How did you decide what trees to plant?

Kevin: We kept some existing oaks and Cornish elms, and introduced some architectural trees and some trees which give us a mixture of colours and look good in different seasons, from amelanchiers in early spring to red, yellow and purple acers in the autumn. We sourced a lot from the Duchy of Cornwall Nursery at Lostwithiel, and others from BlueBell Arboretum in Leicestershire. Some are quite unusual, like a columnar copper beech; the rarest is probably a variegated photinia. In the arboretum, we also have a Chinese area with bamboo, Chinese fir and Gingko biloba — and an authentic warrior statue which we brought back from China. Beyond the arboretum there is a flat area which was once the farm’s chicken coop, and this was originally the end of the garden.


How did you go about extending the garden beyond this point?

Kevin: The farmer next door agreed to sell us a meadow and some marshland, which had been left to do nothing for years. We now have a pond there, with streams running round it. We put an aerating pondweed in it, but it’s taken over, so we’ve got to get it taken out — but we do have water lilies as well.

Iris by the lake

We had a boardwalk built over the wetland, because it’s very boggy; Brad Harper, who runs BH Gardens at Lanreath, did all the major construction.

Wetland garden

The boardwalk leads to a raised summerhouse, and we sit there in the evening and watch the sun going down. It’s a moving mass of butterflies. We have a primus there, so we can have a cup of tea. We think it’s idyllic.


It must also be a haven for wildlife …

Judy: We put in some decoy ducks to attract mallards and it worked — we now have five. The first real duck circled round the decoy, wondering what it was. We also have Canada geese, who have made their own path through the wetland.

Canada geese by the lake

We’re hoping for newts, as we’ve been told there used to be some in the streams. Around the pond there are also damselflies and butterflies, and we frequently see deer at the end of the boardwalk.

Kevin: We have a movement-activated wildlife camera, which has captured foxes and badgers at night. We’re now looking into borrowing a water buffalo to graze the meadow, as they’re gentler than cows.

What can visitors see on your open day in July?

Judy: We hope the wetland will be full of wildflowers. There should be a lot of meadowsweet, which attracts the butterflies and is very pretty, and also tormentil, fleabane, devil’s bit scabious, trefoil, St John’s wort, hemp agrimony and ragged robin. There will probably still be some marsh orchids, as they’re late this year.

Wildflower path

This is the first year Higher Trenedden has opened under the National Gardens Scheme. Why did you want to be involved with the scheme?

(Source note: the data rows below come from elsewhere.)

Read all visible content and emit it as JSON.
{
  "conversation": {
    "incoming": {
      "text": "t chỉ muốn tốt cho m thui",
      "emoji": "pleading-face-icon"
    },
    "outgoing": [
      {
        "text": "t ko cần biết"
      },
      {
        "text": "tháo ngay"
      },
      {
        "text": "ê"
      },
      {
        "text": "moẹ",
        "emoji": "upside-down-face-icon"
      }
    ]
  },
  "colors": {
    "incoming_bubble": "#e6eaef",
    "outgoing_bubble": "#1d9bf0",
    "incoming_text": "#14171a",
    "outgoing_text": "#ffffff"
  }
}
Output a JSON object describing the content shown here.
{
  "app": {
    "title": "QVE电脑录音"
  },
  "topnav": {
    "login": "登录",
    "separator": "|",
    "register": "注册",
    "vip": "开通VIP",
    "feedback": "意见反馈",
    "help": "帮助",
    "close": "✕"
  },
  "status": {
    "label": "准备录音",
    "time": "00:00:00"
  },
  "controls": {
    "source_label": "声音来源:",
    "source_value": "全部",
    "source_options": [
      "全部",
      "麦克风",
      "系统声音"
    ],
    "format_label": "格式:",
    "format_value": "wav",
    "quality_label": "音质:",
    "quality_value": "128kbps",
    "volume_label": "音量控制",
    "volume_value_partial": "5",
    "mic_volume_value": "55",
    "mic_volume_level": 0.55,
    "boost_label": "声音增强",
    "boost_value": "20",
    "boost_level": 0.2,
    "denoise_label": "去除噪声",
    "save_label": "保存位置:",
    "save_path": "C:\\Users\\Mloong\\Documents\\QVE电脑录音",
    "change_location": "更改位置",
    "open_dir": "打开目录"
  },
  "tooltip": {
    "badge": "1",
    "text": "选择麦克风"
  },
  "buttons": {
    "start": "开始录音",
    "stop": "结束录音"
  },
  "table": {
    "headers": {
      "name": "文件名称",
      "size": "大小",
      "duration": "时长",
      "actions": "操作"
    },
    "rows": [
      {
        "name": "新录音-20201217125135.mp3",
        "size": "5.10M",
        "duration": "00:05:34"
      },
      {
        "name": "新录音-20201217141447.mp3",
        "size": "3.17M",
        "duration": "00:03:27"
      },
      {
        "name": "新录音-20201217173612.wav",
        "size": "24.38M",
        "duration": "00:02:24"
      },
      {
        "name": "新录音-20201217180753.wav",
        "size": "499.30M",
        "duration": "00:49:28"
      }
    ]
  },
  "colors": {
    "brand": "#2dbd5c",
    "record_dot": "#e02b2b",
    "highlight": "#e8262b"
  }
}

Kevin: What attracted me to the NGS is that they support the National Trust garden apprenticeship scheme, and I think it’s good to help bring on young gardeners. When we contacted the NGS, the idea was that we would open the garden some time in the future, but they were very excited because of the wild areas, and they wanted us to open this year. We don’t know how many people will turn up on the day so we’ve got a houseful of helpers. There’ll be a lot of baking going on the day before!